● **Data provided**
##########
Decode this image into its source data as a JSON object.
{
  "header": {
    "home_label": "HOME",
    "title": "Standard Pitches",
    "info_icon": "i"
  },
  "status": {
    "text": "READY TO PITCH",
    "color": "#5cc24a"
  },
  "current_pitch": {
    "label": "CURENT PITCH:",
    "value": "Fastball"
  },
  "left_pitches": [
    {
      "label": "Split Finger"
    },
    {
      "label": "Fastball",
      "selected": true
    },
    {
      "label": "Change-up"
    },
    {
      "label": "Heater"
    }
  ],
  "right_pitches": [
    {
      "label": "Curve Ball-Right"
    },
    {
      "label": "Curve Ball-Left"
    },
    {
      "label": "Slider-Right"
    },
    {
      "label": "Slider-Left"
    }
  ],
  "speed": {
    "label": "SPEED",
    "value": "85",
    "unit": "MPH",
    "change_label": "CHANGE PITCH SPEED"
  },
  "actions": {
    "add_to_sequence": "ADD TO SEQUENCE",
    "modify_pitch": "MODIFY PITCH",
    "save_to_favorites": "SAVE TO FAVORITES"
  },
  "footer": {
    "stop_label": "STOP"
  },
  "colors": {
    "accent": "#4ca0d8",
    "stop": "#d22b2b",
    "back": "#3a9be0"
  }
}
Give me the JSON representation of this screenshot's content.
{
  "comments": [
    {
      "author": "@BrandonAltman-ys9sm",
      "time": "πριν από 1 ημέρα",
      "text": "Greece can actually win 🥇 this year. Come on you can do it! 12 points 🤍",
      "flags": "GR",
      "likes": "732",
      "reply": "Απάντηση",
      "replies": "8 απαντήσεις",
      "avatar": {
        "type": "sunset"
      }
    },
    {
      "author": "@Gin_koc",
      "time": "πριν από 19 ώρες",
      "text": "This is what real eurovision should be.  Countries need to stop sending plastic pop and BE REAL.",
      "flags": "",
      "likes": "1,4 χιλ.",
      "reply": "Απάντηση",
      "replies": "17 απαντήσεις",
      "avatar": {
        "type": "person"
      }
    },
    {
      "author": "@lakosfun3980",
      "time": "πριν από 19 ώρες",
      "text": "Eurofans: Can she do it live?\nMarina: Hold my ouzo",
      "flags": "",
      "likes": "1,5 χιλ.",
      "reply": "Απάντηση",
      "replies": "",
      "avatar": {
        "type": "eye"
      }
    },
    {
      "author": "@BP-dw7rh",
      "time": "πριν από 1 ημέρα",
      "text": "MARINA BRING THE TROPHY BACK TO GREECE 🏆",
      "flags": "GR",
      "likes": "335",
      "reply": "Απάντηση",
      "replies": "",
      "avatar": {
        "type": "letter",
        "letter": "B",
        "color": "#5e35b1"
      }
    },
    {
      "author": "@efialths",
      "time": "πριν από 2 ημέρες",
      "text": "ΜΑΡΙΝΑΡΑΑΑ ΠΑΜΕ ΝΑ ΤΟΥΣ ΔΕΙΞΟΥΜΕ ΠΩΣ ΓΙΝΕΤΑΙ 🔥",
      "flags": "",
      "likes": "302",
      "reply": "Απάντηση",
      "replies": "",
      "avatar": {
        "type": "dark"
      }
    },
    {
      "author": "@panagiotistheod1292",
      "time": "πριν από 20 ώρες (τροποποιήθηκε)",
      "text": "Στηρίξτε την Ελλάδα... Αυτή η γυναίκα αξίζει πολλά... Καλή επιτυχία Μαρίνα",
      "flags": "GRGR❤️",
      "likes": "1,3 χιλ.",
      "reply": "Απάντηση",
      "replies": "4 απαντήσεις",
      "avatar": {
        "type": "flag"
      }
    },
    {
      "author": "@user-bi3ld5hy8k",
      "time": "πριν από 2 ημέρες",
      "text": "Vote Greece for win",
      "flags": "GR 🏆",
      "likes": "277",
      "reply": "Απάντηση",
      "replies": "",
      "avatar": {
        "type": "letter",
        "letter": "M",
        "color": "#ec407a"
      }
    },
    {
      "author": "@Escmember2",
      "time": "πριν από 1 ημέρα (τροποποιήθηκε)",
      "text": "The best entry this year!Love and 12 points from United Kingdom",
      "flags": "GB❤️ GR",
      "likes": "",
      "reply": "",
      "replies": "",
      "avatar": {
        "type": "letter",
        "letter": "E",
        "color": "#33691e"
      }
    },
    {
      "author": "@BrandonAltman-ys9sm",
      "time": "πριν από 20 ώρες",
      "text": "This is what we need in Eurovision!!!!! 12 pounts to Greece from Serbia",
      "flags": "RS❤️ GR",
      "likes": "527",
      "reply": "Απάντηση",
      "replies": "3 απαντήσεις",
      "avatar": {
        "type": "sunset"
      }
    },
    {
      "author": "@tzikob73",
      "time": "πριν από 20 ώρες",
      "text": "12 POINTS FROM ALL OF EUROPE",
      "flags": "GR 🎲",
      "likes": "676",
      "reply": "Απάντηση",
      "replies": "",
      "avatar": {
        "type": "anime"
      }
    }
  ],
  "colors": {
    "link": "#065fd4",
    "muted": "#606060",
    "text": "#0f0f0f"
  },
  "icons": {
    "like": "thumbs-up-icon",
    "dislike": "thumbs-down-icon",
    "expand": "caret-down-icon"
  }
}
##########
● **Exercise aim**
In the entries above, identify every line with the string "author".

● **Written answer**
      "author": "@BrandonAltman-ys9sm",
      "author": "@Gin_koc",
      "author": "@lakosfun3980",
      "author": "@BP-dw7rh",
      "author": "@efialths",
      "author": "@panagiotistheod1292",
      "author": "@user-bi3ld5hy8k",
      "author": "@Escmember2",
      "author": "@BrandonAltman-ys9sm",
      "author": "@tzikob73",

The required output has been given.